A Russian teenager, living in Paris around 1930, was aggressively anti-Christian and hated everything to do with God. After listening unwillingly to a talk by a priest, he decided to read a Gospel to check whether the priest’s picture of Christianity, which the young man found repulsive, was supported by the gospel account.
Not to waste time unnecessarily, he chose Mark, the shortest Gospel. Before he reached the third chapter, he suddenly became aware that on the other side of the desk stood the figure of Jesus. His hostility crumbled and he became a disciple of Christ. He became the Metropolitan Anthony, the Russian Orthodox Archbishop of London.
We may not have such a dramatic experience when reading the Bible, but it is good practice to ask God to speak to us before we read the Bible. It is surprising how often he does speak to us if we are open to his word and his presence.
A motorist drove into a ‘full service’ station. Three attendants charged out to meet him. The first washed the windows, the second checked under the bonnet, the third checked the tires. When they had finished, the motorist paid for the 30 litres of petrol he had ordered and drove off.
Three minutes later he returned. Once more, the attendants charged out. ‘I’m embarrassed to ask you this,’ said the motorist, ‘but did anyone put petrol in my car?’ The attendants looked at one another rather sheepishly. In their rush to serve, they had forgotten the rather important petrol.
As we rush through life, it is important not to forget what our priorities should be – to serve where the need is greatest.
‘Dear friends, let us stop just saying we love each other; let us really show it by our actions.’ 1 John 3:18
Welcoming our King
As the story goes, Queen Victoria was out walking one summer afternoon near Balmoral Castle in Scotland. She wanted a rest and a drink of water. She passed a couple of houses and knocked on the door of one of them. There was no answer. The woman inside was busy and could not be bothered answering the door. The Queen walked on home.
The neighbour across the road saw all this through her window. In the evening, the two women chatted as they pottered in their gardens. With more than a hunt of jealousy, the neighbour said, ‘I see that the Queen called at your place today.’
The other woman had no idea and was bitterly disappointed at missing this opportunity of having the Queen in to her home. So for the rest of her life she waited for the Queen to return. She never came.
On Palm Sunday the crowds welcomed their King. At any time of the year we need to ensure that we are not too busy, too preoccupied with day to day distractions, and so neglect to let God into our lives. You will not be disappointed.

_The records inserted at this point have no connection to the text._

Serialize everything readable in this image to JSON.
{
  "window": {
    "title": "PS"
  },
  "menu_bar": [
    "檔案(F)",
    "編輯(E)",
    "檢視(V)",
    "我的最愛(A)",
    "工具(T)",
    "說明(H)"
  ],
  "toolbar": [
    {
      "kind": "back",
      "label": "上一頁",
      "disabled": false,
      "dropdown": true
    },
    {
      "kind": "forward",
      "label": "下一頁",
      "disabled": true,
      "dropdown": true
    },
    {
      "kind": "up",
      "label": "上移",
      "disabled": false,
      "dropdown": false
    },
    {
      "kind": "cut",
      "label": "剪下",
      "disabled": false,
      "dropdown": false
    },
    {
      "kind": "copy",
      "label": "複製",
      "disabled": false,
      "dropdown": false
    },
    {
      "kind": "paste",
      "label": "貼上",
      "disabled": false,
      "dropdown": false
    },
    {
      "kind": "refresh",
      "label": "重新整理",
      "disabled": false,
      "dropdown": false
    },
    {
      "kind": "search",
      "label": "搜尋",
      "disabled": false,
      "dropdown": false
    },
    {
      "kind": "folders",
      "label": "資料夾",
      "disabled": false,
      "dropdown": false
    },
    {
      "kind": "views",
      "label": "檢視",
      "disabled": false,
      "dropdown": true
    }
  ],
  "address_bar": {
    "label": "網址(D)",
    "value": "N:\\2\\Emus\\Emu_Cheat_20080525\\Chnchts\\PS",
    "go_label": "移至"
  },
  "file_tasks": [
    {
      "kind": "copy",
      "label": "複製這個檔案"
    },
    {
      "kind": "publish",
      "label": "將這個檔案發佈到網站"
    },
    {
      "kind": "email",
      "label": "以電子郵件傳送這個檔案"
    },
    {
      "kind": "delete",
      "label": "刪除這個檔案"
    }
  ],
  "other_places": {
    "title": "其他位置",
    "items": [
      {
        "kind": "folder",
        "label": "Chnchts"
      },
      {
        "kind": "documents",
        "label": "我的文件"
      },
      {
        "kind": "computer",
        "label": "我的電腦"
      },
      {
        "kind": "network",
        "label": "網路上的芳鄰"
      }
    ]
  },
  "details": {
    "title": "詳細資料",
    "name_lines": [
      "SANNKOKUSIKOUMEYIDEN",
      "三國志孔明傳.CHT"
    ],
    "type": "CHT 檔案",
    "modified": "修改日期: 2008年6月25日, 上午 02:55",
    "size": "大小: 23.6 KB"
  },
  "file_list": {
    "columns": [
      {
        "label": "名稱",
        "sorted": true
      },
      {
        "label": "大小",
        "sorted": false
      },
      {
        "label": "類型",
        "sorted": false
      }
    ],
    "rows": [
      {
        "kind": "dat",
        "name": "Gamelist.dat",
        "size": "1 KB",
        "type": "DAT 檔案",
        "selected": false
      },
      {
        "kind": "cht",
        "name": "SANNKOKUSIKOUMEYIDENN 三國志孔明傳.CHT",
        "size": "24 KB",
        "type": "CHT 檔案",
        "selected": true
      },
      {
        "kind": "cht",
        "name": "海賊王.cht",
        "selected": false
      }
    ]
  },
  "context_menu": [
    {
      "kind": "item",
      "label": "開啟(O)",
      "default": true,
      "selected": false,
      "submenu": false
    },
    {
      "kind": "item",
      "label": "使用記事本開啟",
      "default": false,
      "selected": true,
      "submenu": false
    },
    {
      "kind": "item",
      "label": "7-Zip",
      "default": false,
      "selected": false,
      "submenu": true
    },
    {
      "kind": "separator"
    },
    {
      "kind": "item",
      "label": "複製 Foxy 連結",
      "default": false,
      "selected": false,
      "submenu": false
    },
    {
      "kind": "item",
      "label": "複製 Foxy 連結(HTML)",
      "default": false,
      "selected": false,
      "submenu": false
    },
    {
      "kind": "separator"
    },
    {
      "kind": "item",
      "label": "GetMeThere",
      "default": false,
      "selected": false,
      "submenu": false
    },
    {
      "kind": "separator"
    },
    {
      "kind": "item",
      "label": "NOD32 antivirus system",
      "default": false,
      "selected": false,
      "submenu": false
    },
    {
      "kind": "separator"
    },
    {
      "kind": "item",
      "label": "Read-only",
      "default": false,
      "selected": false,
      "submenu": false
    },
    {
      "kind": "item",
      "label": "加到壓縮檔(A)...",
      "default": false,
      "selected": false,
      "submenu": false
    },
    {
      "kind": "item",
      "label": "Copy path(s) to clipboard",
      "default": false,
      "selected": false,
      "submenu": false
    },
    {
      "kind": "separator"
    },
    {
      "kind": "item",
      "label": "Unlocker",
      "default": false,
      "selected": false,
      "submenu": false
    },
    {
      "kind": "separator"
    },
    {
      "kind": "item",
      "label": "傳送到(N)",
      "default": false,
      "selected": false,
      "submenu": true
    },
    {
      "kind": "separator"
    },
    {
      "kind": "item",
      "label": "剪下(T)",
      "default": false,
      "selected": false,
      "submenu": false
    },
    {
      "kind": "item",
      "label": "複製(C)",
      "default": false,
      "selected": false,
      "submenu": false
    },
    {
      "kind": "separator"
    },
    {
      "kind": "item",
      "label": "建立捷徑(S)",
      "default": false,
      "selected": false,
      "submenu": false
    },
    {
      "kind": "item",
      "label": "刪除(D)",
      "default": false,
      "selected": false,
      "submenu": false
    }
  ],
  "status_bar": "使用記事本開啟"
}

‘As the scripture tells us, “Anyone who believes in him, will not be disappointed.”’ Romans 10:11
In ancient China, the people desired security from the barbaric, invading hordes to the north. To get this protection, they built the Great Wall of China. It’s 9 metres high, 5 metres wide and 2,400 kilometres long!
The Chinese goal was to build an absolutely impenetrable defence. But during the first one hundred years of the wall’s existence China was invaded three times.
It wasn’t the wall’s fault. During all three invasions, the barbaric hordes never climbed over the wall, broke it down, or went around it; they simply bribed a gatekeeper and then marched right in through an open gate.
The purpose of the wall failed because of a breakdown in values. Any society or community can be ostensibly rich in materialistic terms but if the values of righteousness, honesty and charity are not adhered to, then that community will fall apart. The Roman Empire is an example, albeit on a rather grand scale. We have seen religious organisations/communities falter and fail because the very values they promote have not been abided by. We are human!
On a personal level, integrity, compassion and humility are invariably the hallmarks of a person who has mana and is held in high regard, not the size of their bank balance or any power they might wield.
‘Stand your ground, putting on the sturdy belt of truth and the body of armour of God’s righteousness.’ Ephesians 6:14